 network 172.16.23.0 0.0.0.255 area 1
 network 172.16.0.0 0.0.255.255 area 0
or as best practice it is often suggest to use 0.0.0.0 mask, meaning match all so as you'll have better control on which interfaces you would enable the routing protocol. for example

network 172.16.23.2 0.0.0.0 area 0

regarding the metrics, those are just some choices i made, you can choose any depending on your requirements. actually 2 hops would made more sense, as the route is 2 hops away. meaning when i redistributed the ospf routes to rip, using a metric of 2 would explain to rip that the redistributed ospf routes are 2 hops away. using 20 metric was a good choice, since if ever i ran only ospf, those route would appear with a metric of 20

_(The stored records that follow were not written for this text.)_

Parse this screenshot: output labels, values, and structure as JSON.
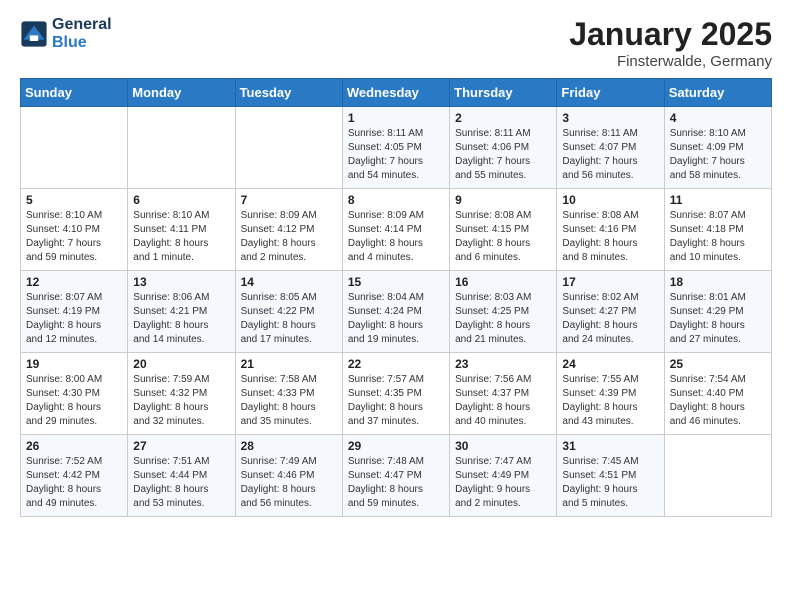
{
  "logo": {
    "line1": "General",
    "line2": "Blue"
  },
  "title": "January 2025",
  "subtitle": "Finsterwalde, Germany",
  "weekdays": [
    "Sunday",
    "Monday",
    "Tuesday",
    "Wednesday",
    "Thursday",
    "Friday",
    "Saturday"
  ],
  "weeks": [
    [
      {
        "day": "",
        "info": ""
      },
      {
        "day": "",
        "info": ""
      },
      {
        "day": "",
        "info": ""
      },
      {
        "day": "1",
        "info": "Sunrise: 8:11 AM\nSunset: 4:05 PM\nDaylight: 7 hours\nand 54 minutes."
      },
      {
        "day": "2",
        "info": "Sunrise: 8:11 AM\nSunset: 4:06 PM\nDaylight: 7 hours\nand 55 minutes."
      },
      {
        "day": "3",
        "info": "Sunrise: 8:11 AM\nSunset: 4:07 PM\nDaylight: 7 hours\nand 56 minutes."
      },
      {
        "day": "4",
        "info": "Sunrise: 8:10 AM\nSunset: 4:09 PM\nDaylight: 7 hours\nand 58 minutes."
      }
    ],
    [
      {
        "day": "5",
        "info": "Sunrise: 8:10 AM\nSunset: 4:10 PM\nDaylight: 7 hours\nand 59 minutes."
      },
      {
        "day": "6",
        "info": "Sunrise: 8:10 AM\nSunset: 4:11 PM\nDaylight: 8 hours\nand 1 minute."
      },
      {
        "day": "7",
        "info": "Sunrise: 8:09 AM\nSunset: 4:12 PM\nDaylight: 8 hours\nand 2 minutes."
      },
      {
        "day": "8",
        "info": "Sunrise: 8:09 AM\nSunset: 4:14 PM\nDaylight: 8 hours\nand 4 minutes."
      },
      {
        "day": "9",
        "info": "Sunrise: 8:08 AM\nSunset: 4:15 PM\nDaylight: 8 hours\nand 6 minutes."
      },
      {
        "day": "10",
        "info": "Sunrise: 8:08 AM\nSunset: 4:16 PM\nDaylight: 8 hours\nand 8 minutes."
      },
      {
        "day": "11",
        "info": "Sunrise: 8:07 AM\nSunset: 4:18 PM\nDaylight: 8 hours\nand 10 minutes."
      }
    ],
    [
      {
        "day": "12",
        "info": "Sunrise: 8:07 AM\nSunset: 4:19 PM\nDaylight: 8 hours\nand 12 minutes."
      },
      {
        "day": "13",
        "info": "Sunrise: 8:06 AM\nSunset: 4:21 PM\nDaylight: 8 hours\nand 14 minutes."
      },
      {
        "day": "14",
        "info": "Sunrise: 8:05 AM\nSunset: 4:22 PM\nDaylight: 8 hours\nand 17 minutes."
      },
      {
        "day": "15",
        "info": "Sunrise: 8:04 AM\nSunset: 4:24 PM\nDaylight: 8 hours\nand 19 minutes."
      },
      {
        "day": "16",
        "info": "Sunrise: 8:03 AM\nSunset: 4:25 PM\nDaylight: 8 hours\nand 21 minutes."
      },
      {
        "day": "17",
        "info": "Sunrise: 8:02 AM\nSunset: 4:27 PM\nDaylight: 8 hours\nand 24 minutes."
      },
      {
        "day": "18",
        "info": "Sunrise: 8:01 AM\nSunset: 4:29 PM\nDaylight: 8 hours\nand 27 minutes."
      }
    ],
    [
      {
        "day": "19",
        "info": "Sunrise: 8:00 AM\nSunset: 4:30 PM\nDaylight: 8 hours\nand 29 minutes."
      },
      {
        "day": "20",
        "info": "Sunrise: 7:59 AM\nSunset: 4:32 PM\nDaylight: 8 hours\nand 32 minutes."
      },
      {
        "day": "21",
        "info": "Sunrise: 7:58 AM\nSunset: 4:33 PM\nDaylight: 8 hours\nand 35 minutes."
      },
      {
        "day": "22",
        "info": "Sunrise: 7:57 AM\nSunset: 4:35 PM\nDaylight: 8 hours\nand 37 minutes."
      },
      {
        "day": "23",
        "info": "Sunrise: 7:56 AM\nSunset: 4:37 PM\nDaylight: 8 hours\nand 40 minutes."
      },
      {
        "day": "24",
        "info": "Sunrise: 7:55 AM\nSunset: 4:39 PM\nDaylight: 8 hours\nand 43 minutes."
      },
      {
        "day": "25",
        "info": "Sunrise: 7:54 AM\nSunset: 4:40 PM\nDaylight: 8 hours\nand 46 minutes."
      }
    ],
    [
      {
        "day": "26",
        "info": "Sunrise: 7:52 AM\nSunset: 4:42 PM\nDaylight: 8 hours\nand 49 minutes."
      },
      {
        "day": "27",
        "info": "Sunrise: 7:51 AM\nSunset: 4:44 PM\nDaylight: 8 hours\nand 53 minutes."
      },
      {
        "day": "28",
        "info": "Sunrise: 7:49 AM\nSunset: 4:46 PM\nDaylight: 8 hours\nand 56 minutes."
      },
      {
        "day": "29",
        "info": "Sunrise: 7:48 AM\nSunset: 4:47 PM\nDaylight: 8 hours\nand 59 minutes."
      },
      {
        "day": "30",
        "info": "Sunrise: 7:47 AM\nSunset: 4:49 PM\nDaylight: 9 hours\nand 2 minutes."
      },
      {
        "day": "31",
        "info": "Sunrise: 7:45 AM\nSunset: 4:51 PM\nDaylight: 9 hours\nand 5 minutes."
      },
      {
        "day": "",
        "info": ""
      }
    ]
  ]
}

in other words, i just chose 4 and 20 to make things easy to configure and explain.

hope that cleared some of your queries :-)





0
 

Author Comment

by:B1izzard
ID: 33564219
Thank you for clearing that up.  Great explanations.
0
 
LVL 9

Expert Comment

by:ffleisma
ID: 33564269
no prob :-)
0

Featured Post

Free Tool: SSL Checker

Scans your site and returns information about your SSL implementation and certificate. Helpful for debugging and validating your SSL configuration.

One of a set of tools we are providing to everyone as a way of saying thank you for being a part of the community.

Question has a verified solution.

If you are experiencing a similar issue, please ask a related question

Suggested Solutions

Title # Comments Views Activity
The purpose of using BGP 33 130
parental control on huwei HG658b 1 29
Public IP Address - Subnet 4 46
unable to set full duplex 100 on WAN interface 11 83
The Cisco RV042 router is a popular small network interfacing device that is often used as an internet gateway. Network administrators need to get at the management interface to make settings, change passwords, etc. This access is generally done usi…
I recently attended Cisco Live! in Las Vegas, a conference that boasted over 28,000 techies in attendance, and a week of hands-on learning hosted by a solid partner with which Concerto goes to market.  Every year, Cisco displays cutting-edge technol…
After creating this article (http://www.experts-exchange.com/articles/23699/Setup-Mikrotik-routers-with-OSPF.html), I decided to make a video (no audio) to show you how to configure the routers and run some trace routes and pings between the 7 sites…
After creating this article (http://www.experts-exchange.com/articles/23699/Setup-Mikrotik-routers-with-OSPF.html), I decided to make a video (no audio) to show you how to configure the routers and run some trace routes and pings between the 7 sites…

730 members asked questions and received personalized solutions in the past 7 days.

Join the community of 500,000 technology professionals and ask your questions.

Join & Ask a Question